We have people with vast and varied skills and talents, but regardless of the particulars, if a person cannot fight, they are not going to win anything and some less skilled person who can is going to be the one who gets the money.
This situation has many possible names.
‘Warrior society,’ by me, but ‘the patriarchy’ is good too. Acceptable answers also include ‘rape culture,’ ‘male culture,’ ‘culture of violence,’ and ‘male bonded, tournament species primate society.’

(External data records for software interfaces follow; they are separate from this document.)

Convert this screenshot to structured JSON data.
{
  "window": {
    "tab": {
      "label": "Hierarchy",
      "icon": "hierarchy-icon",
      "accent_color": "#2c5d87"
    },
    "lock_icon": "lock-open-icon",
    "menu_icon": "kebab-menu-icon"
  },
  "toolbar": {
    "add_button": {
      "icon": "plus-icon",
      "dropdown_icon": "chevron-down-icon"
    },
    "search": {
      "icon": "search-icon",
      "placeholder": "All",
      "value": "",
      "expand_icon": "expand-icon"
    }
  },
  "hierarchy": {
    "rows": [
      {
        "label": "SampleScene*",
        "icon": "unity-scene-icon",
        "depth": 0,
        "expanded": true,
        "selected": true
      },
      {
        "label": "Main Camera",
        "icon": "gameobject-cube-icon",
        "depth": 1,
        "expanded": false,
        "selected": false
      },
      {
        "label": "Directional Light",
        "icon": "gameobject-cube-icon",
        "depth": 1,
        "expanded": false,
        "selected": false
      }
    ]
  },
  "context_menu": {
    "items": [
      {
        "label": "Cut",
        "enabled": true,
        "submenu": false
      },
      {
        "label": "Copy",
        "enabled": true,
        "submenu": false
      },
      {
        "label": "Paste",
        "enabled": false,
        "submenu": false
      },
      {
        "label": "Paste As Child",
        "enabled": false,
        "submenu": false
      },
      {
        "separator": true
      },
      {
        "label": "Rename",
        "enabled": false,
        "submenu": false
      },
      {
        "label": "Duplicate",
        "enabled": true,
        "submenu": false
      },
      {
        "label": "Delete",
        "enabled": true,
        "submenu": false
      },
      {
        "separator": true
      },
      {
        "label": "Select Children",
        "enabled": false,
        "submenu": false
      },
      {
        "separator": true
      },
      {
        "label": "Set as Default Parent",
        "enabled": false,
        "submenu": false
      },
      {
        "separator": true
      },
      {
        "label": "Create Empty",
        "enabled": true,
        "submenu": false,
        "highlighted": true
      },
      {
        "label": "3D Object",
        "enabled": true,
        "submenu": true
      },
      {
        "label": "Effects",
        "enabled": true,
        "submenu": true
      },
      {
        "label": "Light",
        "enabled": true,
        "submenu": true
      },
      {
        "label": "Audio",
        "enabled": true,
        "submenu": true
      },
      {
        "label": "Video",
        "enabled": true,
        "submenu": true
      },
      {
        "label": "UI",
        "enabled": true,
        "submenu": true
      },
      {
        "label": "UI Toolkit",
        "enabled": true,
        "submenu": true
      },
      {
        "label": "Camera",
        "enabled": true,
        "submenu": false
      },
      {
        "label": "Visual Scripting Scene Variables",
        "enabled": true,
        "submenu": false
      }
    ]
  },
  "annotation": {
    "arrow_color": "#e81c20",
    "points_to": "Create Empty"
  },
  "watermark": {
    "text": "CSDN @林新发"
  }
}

Everything is violence, all the words, all the metaphors are violence metaphors: strength, resolve, steadfastness . . . I’m having my usual trouble finding a way in , so let’s jump to the middle. Twitter, you’re breaking my heart. Case in point, I’m sorry I hate to speak the phrase – women in comedy – Goddamn it. I’m sorry.
This isn’t about any genetic traits, or suitability, gender differences, it’s this violence thing. If we have comics competing for work, the tougher ones, the meaner ones will rise to the top. Firstly, comedy is mean, but secondly and more importantly, in any competitive environment, the tough ones do not lose to the weak ones. Success stories all tell about how ‘driven’ the person was, how they ‘wanted it more’ than others – of course that’s euphemistic for who was nastier, who was willing to be nastier, meaner, someone who wins fights – this I mean, when the talent for humour is equal. All else being equal, violence and intimidation are winning out, everywhere.

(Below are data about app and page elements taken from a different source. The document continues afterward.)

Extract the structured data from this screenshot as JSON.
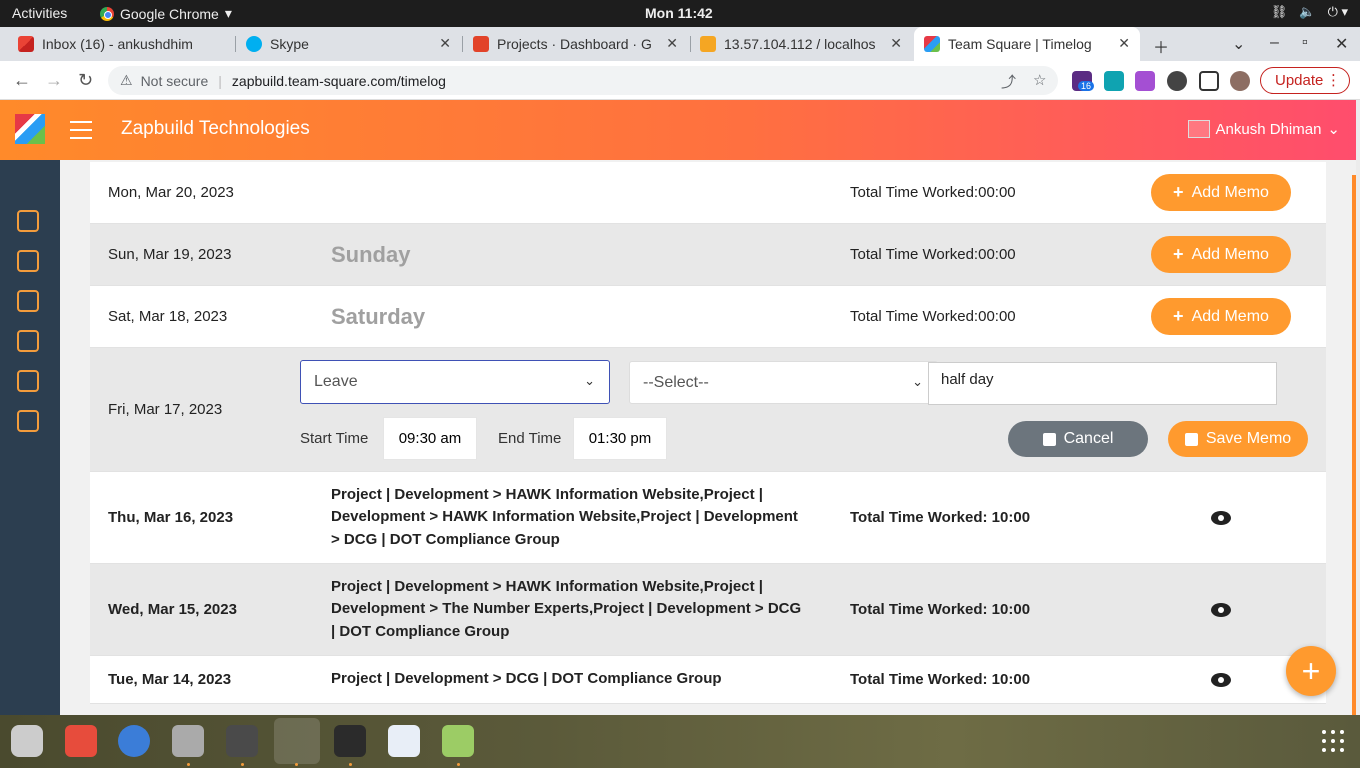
{
  "system": {
    "activities": "Activities",
    "app_name": "Google Chrome",
    "clock": "Mon 11:42"
  },
  "tabs": [
    {
      "title": "Inbox (16) - ankushdhim"
    },
    {
      "title": "Skype"
    },
    {
      "title": "Projects · Dashboard · G"
    },
    {
      "title": "13.57.104.112 / localhos"
    },
    {
      "title": "Team Square | Timelog"
    }
  ],
  "addressbar": {
    "security": "Not secure",
    "url": "zapbuild.team-square.com/timelog",
    "update_label": "Update",
    "ext_badge": "16"
  },
  "header": {
    "brand": "Zapbuild Technologies",
    "user": "Ankush Dhiman"
  },
  "rows": [
    {
      "date": "Mon, Mar 20, 2023",
      "day": "",
      "total": "Total Time Worked:00:00",
      "action": "Add Memo"
    },
    {
      "date": "Sun, Mar 19, 2023",
      "day": "Sunday",
      "total": "Total Time Worked:00:00",
      "action": "Add Memo"
    },
    {
      "date": "Sat, Mar 18, 2023",
      "day": "Saturday",
      "total": "Total Time Worked:00:00",
      "action": "Add Memo"
    }
  ],
  "edit_row": {
    "date": "Fri, Mar 17, 2023",
    "type": "Leave",
    "subtype": "--Select--",
    "note": "half day",
    "start_label": "Start Time",
    "start_time": "09:30 am",
    "end_label": "End Time",
    "end_time": "01:30 pm",
    "cancel": "Cancel",
    "save": "Save Memo"
  },
  "logged": [
    {
      "date": "Thu, Mar 16, 2023",
      "desc": "Project | Development > HAWK Information Website,Project | Development > HAWK Information Website,Project | Development > DCG | DOT Compliance Group",
      "total": "Total Time Worked: 10:00"
    },
    {
      "date": "Wed, Mar 15, 2023",
      "desc": "Project | Development > HAWK Information Website,Project | Development > The Number Experts,Project | Development > DCG | DOT Compliance Group",
      "total": "Total Time Worked: 10:00"
    },
    {
      "date": "Tue, Mar 14, 2023",
      "desc": "Project | Development > DCG | DOT Compliance Group",
      "total": "Total Time Worked: 10:00"
    }
  ],
  "fab": "+",
  "colors": {
    "accent": "#ff9a2e",
    "sidebar": "#2c3e50",
    "cancel": "#6c757d"
  }
}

For the most part, successful people are all of the meaner variety, and we’re having some trouble legislating it away, because of course the same is possibly even more true of our leaders and our lawmakers. If they’re not alpha types, they’re not leaders. Where I’m going with this is, ladies, good men, as big as you think this problem is, you’re not really getting it. The traits for “leader” and the traits for “rapist,” those are the same set of traits, the same set of genes.
Quick level change: rapist genes have taken over the world.
Of course they have, and not just this year.
A certain criminal justice professional from Alabama has me thinking about his type, and lesser ones, and worse ones. The lesser variety of this fellow is what my friends call a dawg, a guy who lives for the conquest, just loves banging every woman he can, and we hope to keep these guys away from our wives and daughters. Respectable people over thirty consider these guys immature at best and dangerous at worst – perverts, basically. These guys spread their seed impressively sometimes, probably producing more offspring than a faithful, married man. The worse kind of these guys do all of that with violence, and rape may not be “about sex” but rapists spread their seed successfully too. Plus, again, many good, male qualities are the rapist qualities, even if he behaves and we choose those traits purely unconsciously and symbolically.
The well-behaved “manly” fellow, the well-behaved alpha/leader/protector, the ostensibly “preferred” phenotype, he’s a product of the rapist’s genes, we almost certainly all are – but he’s the one where the rapist traits are on display: a strong will, knowing what he wants, a plan, a goal, a certain audacity. Not all strong men are rapists – but rapists are not generally pacifists, either. Ladies, you see a “winner,” keep the mace handy, is what I’m saying. Maybe if we stop selecting our leaders on the basis that they’re double “Y” chromosome psychos who will fight anything or anybody, they won’t all be rapists too.
If I drop the mike there, though, I’m still lying, over-simplifying. It’s not that simple “if we/then” statement; those are driving me crazy on Twitter, it’s not so simple. It all goes to our security. Unfortunately, on a basic level, if we don’t have our own violent men, then we’re vulnerable to the next group’s violent men, I mean, we at least think so. This is the definition of a problem, that it’s not easy. The only thing I can say that has any hope in it is that we are self-actualized creatures, that we created ourselves in this way, and that suggests we have the power to re-invent ourselves too.
We will have to get over those so-tempting simple “if we/then” things, though. It’s “if we/then,” but it’s not just some single aspect of our lives, it’s pretty much all of it. Re-inventing yourself is more than a makeover.
Nov. 19th., 2017